Animal Academy

Animal Academy: Hakobune Hakusho Volume 1 by Moyamu Fujino

Jacket Copy: Can you pledge secrecy when you are… a human being? When Fukada Neko finds herself enrolled in the mysterious Morimori Academy–a secret school for animal-human shape shifters–she soon realizes she must pretend to be a magical cat and not allow any of the other students to find out her real identity… But as she struggles with the trials and tribulations of a new school and new friends, Neko’s just-discovered feline side might bring out the true human spirit in all of her animal classmates!

While this series about a girl entering a very strange high school might not appeal to older readers, one of the things I immediately noticed about the book was that it was recommended for ages 10 and up. That’s an age range that I think is underserved by most manga being published today, so school librarians might want to make a point of seeking out this series.

Neko is a decidedly less than stellar student. She hasn’t gotten into a high school, and her last chance is Morimori Academy. She’s on a train to her new school, and a fellow student named Miiko is sitting across from her. Miiko is strangely silent, but Neko persists in talking to her. At the train stop all the other students quickly vanish, leaving Neko and Miiko alone to navigate through an odd forest until they find their new school. Neko has an interview with the headmaster of the school. He’s shielded by a screen. The headmaster remarks that she’s human, so he can’t accept her into the school. Neko begs to be allowed to try and is set with the task of taking a test that shifts from math, to essay questions, to a three question list that asks her if she can keep a secret, fit in at school, and hide her identity as human.

Neko gets into school and finds out it is an academy for animals to learn human behavior! When she arrives at her dorm she finds out that Miiko is her roommate. Neko ends up being the only girl on the floor who knows how to use a doorknob, and she goes around explaining to her classmates how to open a door. Neko finds out that Miiko’s true form is a cat, and everyone assumes that Neko is a cat too. One aspect of Animal Academy that was funny was the characterization of the different animal types. Miiko certainly acts selfish and cute the way a cat would, laying out her conditions of friendship for Neko, “I’m the only one you should be nice to. You should walk in front of me…and open all the doors for me. You’ll carry my bags when they’re heavy. You’ll go where I want.”

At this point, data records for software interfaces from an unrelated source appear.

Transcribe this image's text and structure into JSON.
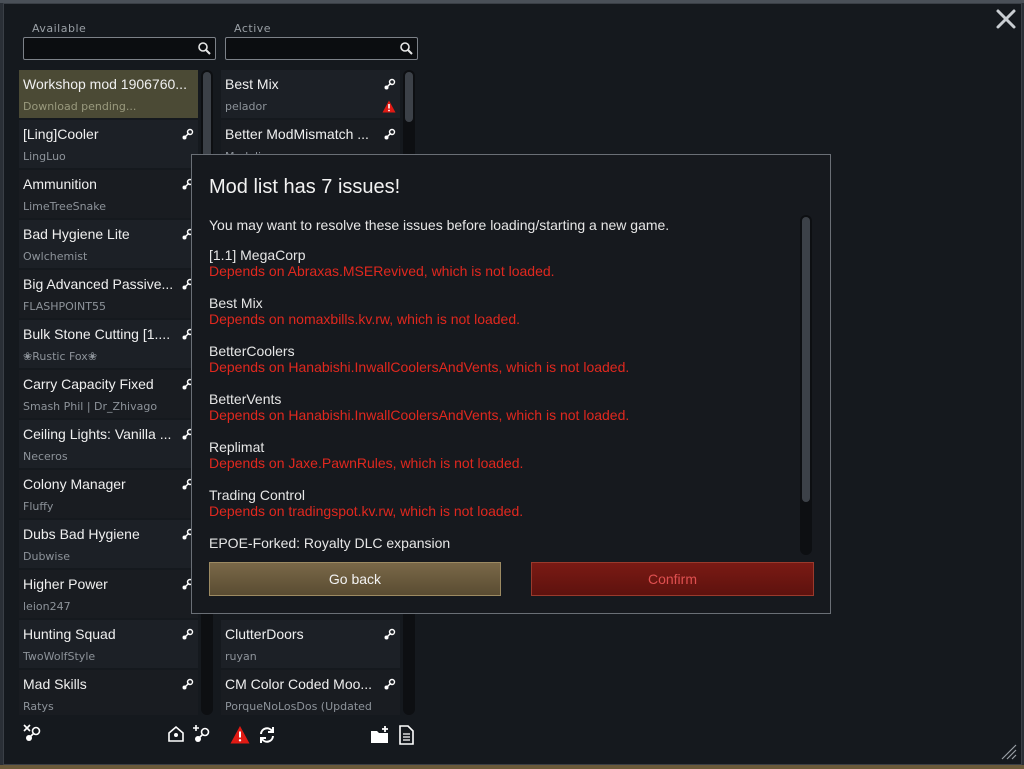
{
  "available": {
    "label": "Available",
    "search_placeholder": "",
    "mods": [
      {
        "name": "Workshop mod 1906760...",
        "author": "Download pending...",
        "state": "pending"
      },
      {
        "name": "[Ling]Cooler",
        "author": "LingLuo"
      },
      {
        "name": "Ammunition",
        "author": "LimeTreeSnake"
      },
      {
        "name": "Bad Hygiene Lite",
        "author": "Owlchemist"
      },
      {
        "name": "Big Advanced Passive...",
        "author": "FLASHPOINT55"
      },
      {
        "name": "Bulk Stone Cutting [1....",
        "author": "❀Rustic Fox❀"
      },
      {
        "name": "Carry Capacity Fixed",
        "author": "Smash Phil | Dr_Zhivago"
      },
      {
        "name": "Ceiling Lights: Vanilla ...",
        "author": "Neceros"
      },
      {
        "name": "Colony Manager",
        "author": "Fluffy"
      },
      {
        "name": "Dubs Bad Hygiene",
        "author": "Dubwise"
      },
      {
        "name": "Higher Power",
        "author": "leion247"
      },
      {
        "name": "Hunting Squad",
        "author": "TwoWolfStyle"
      },
      {
        "name": "Mad Skills",
        "author": "Ratys"
      }
    ]
  },
  "active": {
    "label": "Active",
    "search_placeholder": "",
    "mods_top": [
      {
        "name": "Best Mix",
        "author": "pelador",
        "warning": true
      },
      {
        "name": "Better ModMismatch ...",
        "author": "Madeline"
      }
    ],
    "mods_bottom": [
      {
        "name": "ClutterDoors",
        "author": "ruyan"
      },
      {
        "name": "CM Color Coded Moo...",
        "author": "PorqueNoLosDos (Updated"
      }
    ]
  },
  "dialog": {
    "title": "Mod list has 7 issues!",
    "subtitle": "You may want to resolve these issues before loading/starting a new game.",
    "issues": [
      {
        "mod": "[1.1] MegaCorp",
        "message": "Depends on Abraxas.MSERevived, which is not loaded."
      },
      {
        "mod": "Best Mix",
        "message": "Depends on nomaxbills.kv.rw, which is not loaded."
      },
      {
        "mod": "BetterCoolers",
        "message": "Depends on Hanabishi.InwallCoolersAndVents, which is not loaded."
      },
      {
        "mod": "BetterVents",
        "message": "Depends on Hanabishi.InwallCoolersAndVents, which is not loaded."
      },
      {
        "mod": "Replimat",
        "message": "Depends on Jaxe.PawnRules, which is not loaded."
      },
      {
        "mod": "Trading Control",
        "message": "Depends on tradingspot.kv.rw, which is not loaded."
      },
      {
        "mod": "EPOE-Forked: Royalty DLC expansion",
        "message": ""
      }
    ],
    "back_label": "Go back",
    "confirm_label": "Confirm"
  },
  "colors": {
    "window_bg": "#15191e",
    "error_red": "#e0281e",
    "back_button": "#6b5a3c",
    "confirm_button": "#6d1610"
  },
  "icons": {
    "close": "close-icon",
    "search": "search-icon",
    "steam": "steam-icon",
    "warning": "warning-icon",
    "refresh": "refresh-icon",
    "save": "save-list-icon",
    "document": "document-icon"
  }
}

There are some hints of romance, as Miiko is pursued as an object of marriage by a raccoon boy. Neko tries to fit in to her new school, and she’s often helped by a snake although it remains a mystery what the human form of the snake looks like. The art is very cute, with clean lines and huge eyes. Although the students are in high school, the character designs make them look much younger. There were some unexpected surreal moments when Neko faced her admissions test. Stories about characters entering strange schools and having to adjust are very common in manga, but the age range for this manga sets it apart. While older readers might not find Animal Academy very novel, I expect that younger readers will be entertained.

Review copy provided by the publisher.